[Requirement]:
Go through the data below and repeat it exactly, skipping each picture.

Dataset excerpts
--- START ---
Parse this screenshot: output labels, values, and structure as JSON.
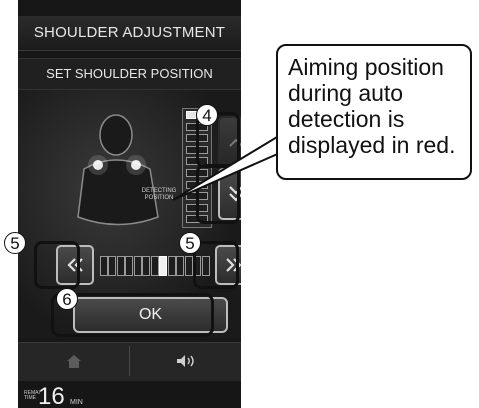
{
  "page": {
    "heading": "adjustment"
  },
  "screen": {
    "title": "SHOULDER ADJUSTMENT",
    "subtitle": "SET SHOULDER POSITION",
    "detecting_label": "DETECTING POSITION",
    "ok_label": "OK",
    "remaining": {
      "label": "REMAI TIME",
      "value": "16",
      "unit": "MIN"
    },
    "footer": {
      "home_icon": "home-icon",
      "volume_icon": "speaker-icon"
    },
    "vertical_meter": {
      "segments": 10,
      "highlighted_index": 0
    },
    "horizontal_meter": {
      "segments": 13,
      "highlighted_index": 7
    }
  },
  "annotations": {
    "up_down_number": "4",
    "left_number": "5",
    "right_number": "5",
    "ok_number": "6"
  },
  "callout": {
    "line1": "Aiming position",
    "line2": "during auto",
    "line3": "detection is",
    "line4": "displayed in red."
  },
  "colors": {
    "screen_bg": "#171717",
    "button_border": "#bdbdbd",
    "text_light": "#e8e8e8"
  }
}
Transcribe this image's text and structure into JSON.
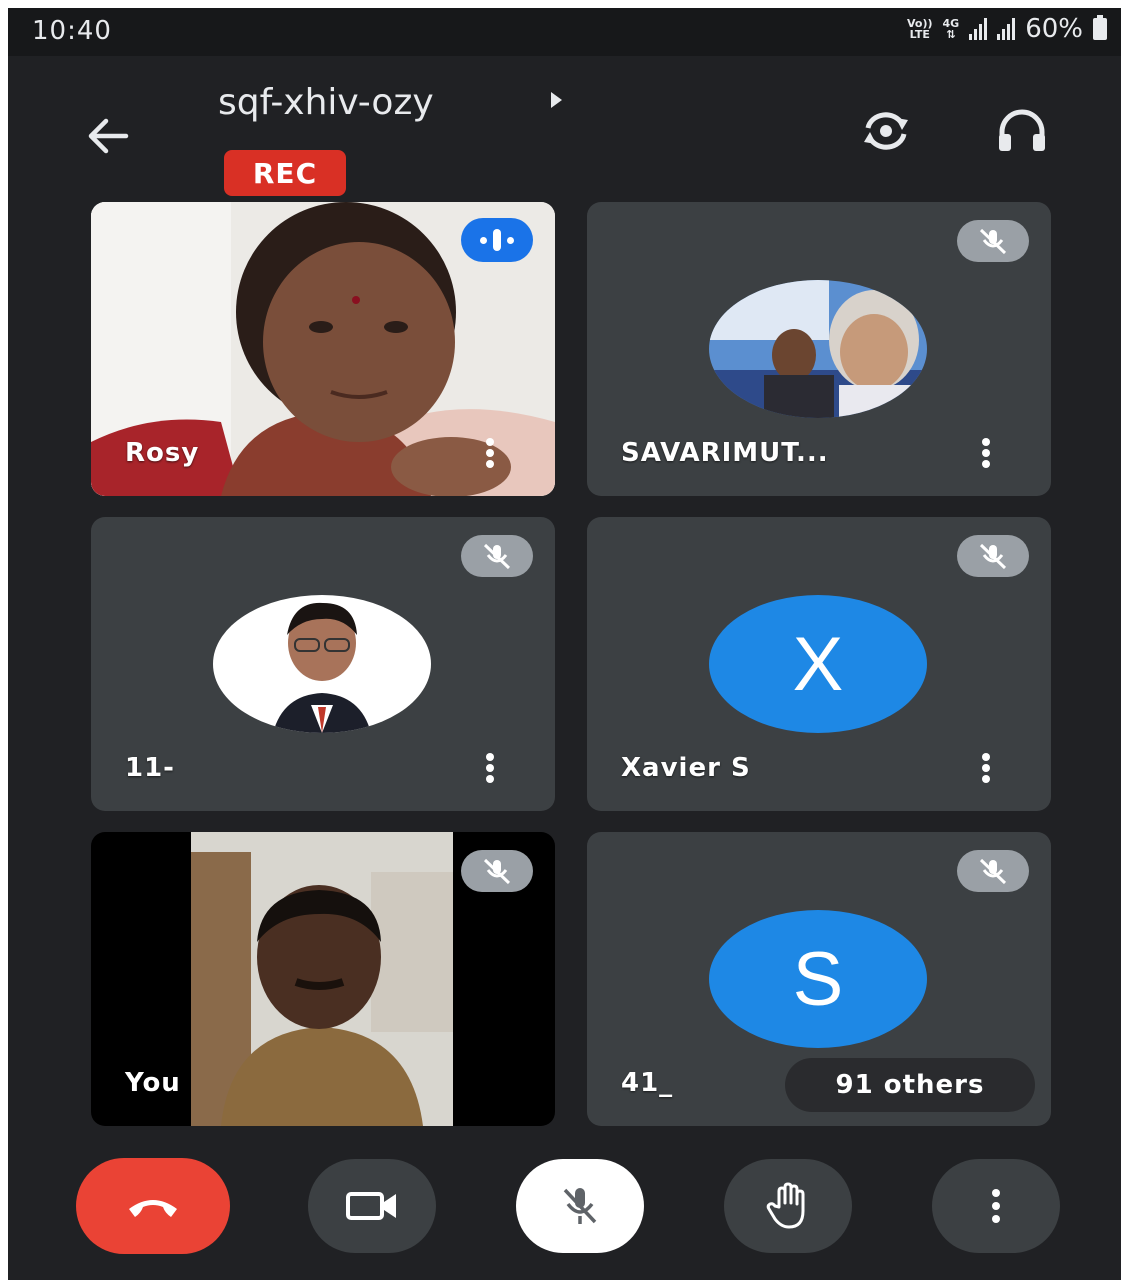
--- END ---
[Solved exercise]:
Parse this screenshot: output labels, values, and structure as JSON.
{
  "page": {
    "heading": "adjustment"
  },
  "screen": {
    "title": "SHOULDER ADJUSTMENT",
    "subtitle": "SET SHOULDER POSITION",
    "detecting_label": "DETECTING POSITION",
    "ok_label": "OK",
    "remaining": {
      "label": "REMAI TIME",
      "value": "16",
      "unit": "MIN"
    },
    "footer": {
      "home_icon": "home-icon",
      "volume_icon": "speaker-icon"
    },
    "vertical_meter": {
      "segments": 10,
      "highlighted_index": 0
    },
    "horizontal_meter": {
      "segments": 13,
      "highlighted_index": 7
    }
  },
  "annotations": {
    "up_down_number": "4",
    "left_number": "5",
    "right_number": "5",
    "ok_number": "6"
  },
  "callout": {
    "line1": "Aiming position",
    "line2": "during auto",
    "line3": "detection is",
    "line4": "displayed in red."
  },
  "colors": {
    "screen_bg": "#171717",
    "button_border": "#bdbdbd",
    "text_light": "#e8e8e8"
  }
}
Transcribe this image's text and structure into JSON.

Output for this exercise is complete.